From time to time I go looking for events where I might learn something new and get a different perspective. I also try to combine going to these events with meeting a friend, so we can discuss the subject. The LSE provides some great events and attracts interesting speakers. I try to avoid famous politicians as they tend to only say what we have already heard. I look out for people with expertise and something to say. Especially if it is about something I know little about.
Last night I went to hear Timothy Massad who has been on the front line of the U.S. effort to combat the financial crisis and reform the international financial regulatory system. He was appointed by President Obama as Chairman of the U.S. Commodity Futures Trading Commission and was formerly as Assistant Secretary for Financial Stability at the U.S. Treasury. However, President-elect Trump will replace him as is customary with a new president.
Henry Tapper came with me and we discussed the event over dinner. Henry is a campaigner for better pensions and for fairer treatment for customers. He knows everyone in the pensions world and blogs frequently click here. Henry works with First Actuarial and created Pensions Playpen helping firms with auto enrolment
He wrote about the event and our discussion click here
Timothy Massad taught me just how much work had been done to improve regulation, stabilise markets after the financial crisis and how these interventions had underpinned the recovery. I was struck by his integrity and commitment and believed him. He is clearly one of the much criticised Obama liberal elite. It also struck me regulators could do with a marketing or PR department as they do useful work and nobody understands the value they provide. His work is quite technical but he explained it well. I am sure we the public do not understand just how much was done to keep the economy on the rails and to underpin the growth.
In discussion with Henry, this somehow moved on to the subject of productivity and its importance in bringing the benefits of economic growth to the wider population. We are in times where many people feel left out, ignored and undervalued.I have always argued that the most productive businesses are the ones that really improve products and really help customers. Productive businesses provide something customers need or solve a problem for customers rather than just trying to sell what they have already got. These are also the businesses people want to work in
People are happiest working in businesses that are growing and that do something useful and valuable. I have always argued that the most productive businesses are the ones that really improve products and really help customers. Productive businesses provide something customers need or solve a problem for customers rather than just trying to sell what they have already got. These are also the businesses people want to work in they are fun places to work.

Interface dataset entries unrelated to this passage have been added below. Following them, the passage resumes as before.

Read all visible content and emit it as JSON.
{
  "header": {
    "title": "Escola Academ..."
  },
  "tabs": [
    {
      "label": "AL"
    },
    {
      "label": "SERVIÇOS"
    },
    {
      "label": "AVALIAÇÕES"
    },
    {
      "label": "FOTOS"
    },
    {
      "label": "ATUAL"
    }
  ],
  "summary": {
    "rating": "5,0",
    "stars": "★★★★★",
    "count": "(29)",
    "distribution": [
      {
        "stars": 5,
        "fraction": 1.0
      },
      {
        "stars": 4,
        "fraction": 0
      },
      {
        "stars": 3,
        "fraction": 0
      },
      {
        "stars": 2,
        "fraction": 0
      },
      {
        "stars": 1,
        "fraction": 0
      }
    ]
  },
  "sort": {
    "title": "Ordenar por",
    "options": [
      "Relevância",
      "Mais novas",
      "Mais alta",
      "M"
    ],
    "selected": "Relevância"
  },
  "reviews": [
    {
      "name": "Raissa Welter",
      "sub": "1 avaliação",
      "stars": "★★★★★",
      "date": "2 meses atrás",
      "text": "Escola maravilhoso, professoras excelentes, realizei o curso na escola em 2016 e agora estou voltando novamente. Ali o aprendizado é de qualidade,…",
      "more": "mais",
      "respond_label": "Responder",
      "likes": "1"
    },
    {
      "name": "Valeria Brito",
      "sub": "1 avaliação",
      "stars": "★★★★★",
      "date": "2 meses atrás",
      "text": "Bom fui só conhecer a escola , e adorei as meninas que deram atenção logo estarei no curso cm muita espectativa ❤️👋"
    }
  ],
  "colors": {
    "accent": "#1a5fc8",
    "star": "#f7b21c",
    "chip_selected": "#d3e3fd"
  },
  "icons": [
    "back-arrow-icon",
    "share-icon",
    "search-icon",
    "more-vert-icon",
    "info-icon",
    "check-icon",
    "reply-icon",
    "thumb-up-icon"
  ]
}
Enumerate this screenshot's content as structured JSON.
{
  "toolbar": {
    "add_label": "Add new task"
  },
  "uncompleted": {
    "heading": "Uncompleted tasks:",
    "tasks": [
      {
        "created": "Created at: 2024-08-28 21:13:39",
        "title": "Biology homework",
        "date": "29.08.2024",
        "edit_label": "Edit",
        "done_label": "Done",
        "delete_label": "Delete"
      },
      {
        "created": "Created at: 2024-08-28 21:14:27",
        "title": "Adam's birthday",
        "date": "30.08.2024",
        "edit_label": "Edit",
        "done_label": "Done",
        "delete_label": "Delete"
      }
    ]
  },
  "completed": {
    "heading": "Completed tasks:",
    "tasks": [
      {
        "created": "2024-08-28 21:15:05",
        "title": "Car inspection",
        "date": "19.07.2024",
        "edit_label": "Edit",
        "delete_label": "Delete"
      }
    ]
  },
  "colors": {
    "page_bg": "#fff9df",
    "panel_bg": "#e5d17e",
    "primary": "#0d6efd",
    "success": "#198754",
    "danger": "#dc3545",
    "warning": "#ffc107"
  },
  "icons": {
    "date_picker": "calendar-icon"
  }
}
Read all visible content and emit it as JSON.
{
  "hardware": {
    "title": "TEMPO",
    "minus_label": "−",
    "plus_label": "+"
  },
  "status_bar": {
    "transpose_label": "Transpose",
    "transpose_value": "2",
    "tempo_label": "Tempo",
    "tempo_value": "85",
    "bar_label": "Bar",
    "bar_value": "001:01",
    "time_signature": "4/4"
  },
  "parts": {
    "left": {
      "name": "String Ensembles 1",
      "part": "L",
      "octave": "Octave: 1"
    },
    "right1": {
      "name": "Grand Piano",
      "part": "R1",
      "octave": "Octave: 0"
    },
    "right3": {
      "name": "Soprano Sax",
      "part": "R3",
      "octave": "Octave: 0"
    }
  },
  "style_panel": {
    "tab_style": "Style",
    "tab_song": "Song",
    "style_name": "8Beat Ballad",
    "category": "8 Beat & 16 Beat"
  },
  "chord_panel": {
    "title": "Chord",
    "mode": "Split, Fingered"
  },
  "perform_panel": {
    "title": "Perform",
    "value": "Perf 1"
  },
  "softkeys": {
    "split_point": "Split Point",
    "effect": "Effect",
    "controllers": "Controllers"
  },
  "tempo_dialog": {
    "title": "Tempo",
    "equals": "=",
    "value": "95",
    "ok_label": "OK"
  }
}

Between us, we came up with the theme Disrupt, Produce Fulfil. This is what great businesses do. It is what we need to do to attract more customers, attract better staff and deliver better products. Henry and I are meeting on Friday to scope out a public event where we explore and discuss this further with experts and an audience. More on that later…